Lamina Cribrosa and Optic Nerve Head Geometry as a Function of Myopia in Older Normal Eyes



Journal Title

Journal ISSN

Volume Title



Purpose: Increased age and levels of myopia are potential risk factors for the development of glaucoma. However, their impact on optic nerve head (ONH) structure in normal eyes has not been fully described. We examined whether differences exist in ONH and lamina cribrosa structure with myopia in older normal eyes.

Methods: Spectral domain optical coherence tomography (SDOCT) scans centered on the ONH were acquired in one eye of 15 older normal subjects (mean = 58.1 ± 7.4 years) with high myopia (spherical equivalent [SE] ≤ -6.00 D) and 16 older normal subjects (mean = 57.5 ± 6.8 years) with emmetropia to moderate myopia (SE = plano to -6.00 D). Retinal nerve fiber layer thickness (RNFLT) was quantified from 12° circular scans. ONH features were marked in each of 48 radial B-scans (20° field) using a semi-automated MATLAB program to calculate Bruch’s Membrane Opening (BMO) area and circumference, mean anterior lamina cribrosa surface depth (ALCSD), mean minimum rim width (MRW) and mean scaled MRW.

Results: Refractive errors and axial lengths (ALs) in highly myopic eyes (mean SE = -7.18 ± 1.17 D; mean AL = 26.41 ± 0.76 mm) were statistically different from emmetropic/low myopic eyes (mean SE = -1.59 ± 1.63 D; mean AL = 24.92 ± 1.06 mm) (P<.01). While RNFLT was thinner in older eyes with high myopia (85.5 ± 7.7 μm) compared to those with emmetropia/low myopia (99.2 ± 5.0 μm; P<.01), no significant differences were measured in other ONH parameters between groups. Mean MRW was significantly thinner in highly myopic eyes with larger BMO areas (P=.04) and tended to be thinner in eyes with more posteriorly-located ALCS’s (P=.09). Conversely, no significant relationships were found between MRW and ALCSD (P=.60) or BMO area (P=.54) in older eyes with emmetropia/low myopia.
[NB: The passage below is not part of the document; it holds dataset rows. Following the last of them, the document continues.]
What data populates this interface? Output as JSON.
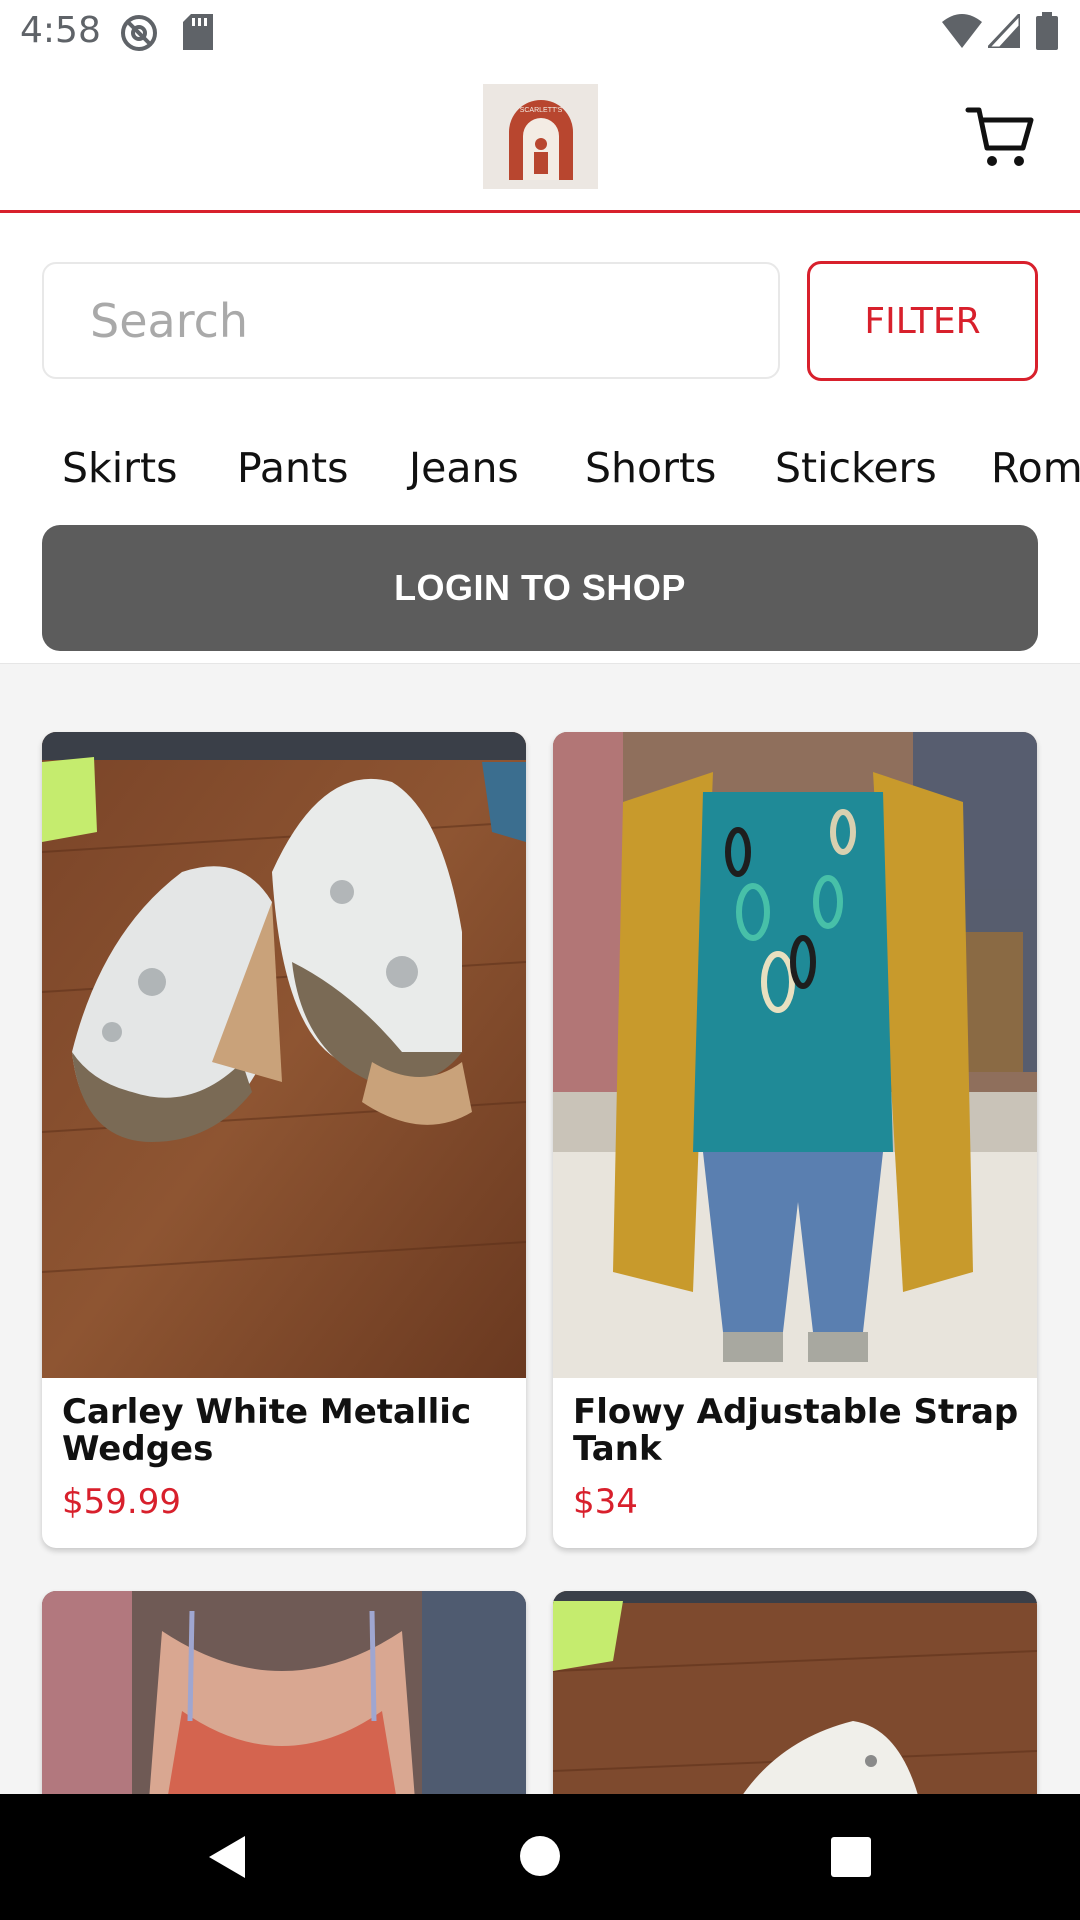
{
  "status_bar": {
    "time": "4:58",
    "icons": [
      "at-sign-icon",
      "sd-card-icon",
      "wifi-icon",
      "signal-icon",
      "battery-icon"
    ]
  },
  "header": {
    "logo_text": "SCARLETT'S BOUTIQUE & HOME",
    "cart_icon": "cart-icon"
  },
  "search": {
    "placeholder": "Search"
  },
  "filter_button": {
    "label": "FILTER"
  },
  "categories": [
    "Skirts",
    "Pants",
    "Jeans",
    "Shorts",
    "Stickers",
    "Rom"
  ],
  "login_button": {
    "label": "LOGIN TO SHOP"
  },
  "products": [
    {
      "title": "Carley White Metallic Wedges",
      "price": "$59.99"
    },
    {
      "title": "Flowy Adjustable Strap Tank",
      "price": "$34"
    },
    {
      "title": "",
      "price": ""
    },
    {
      "title": "",
      "price": ""
    }
  ],
  "colors": {
    "accent": "#d8202c",
    "login_bg": "#5c5c5c",
    "page_bg": "#f4f4f4"
  }
}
Conclusion: The tendency for mean MRW to be thinner in highly myopic eyes with more posteriorly-located ALCS’s and larger BMO areas could indicate that axons are pulled toward the BMO in eyes with a deeper lamina. This anatomical configuration may increase the biomechanical susceptibility for glaucomatous axonal damage in older, highly myopic eyes.



Myopia, Glaucoma, Glaucoma imaging, High myopia, Lamina cribrosa, Minimum rim width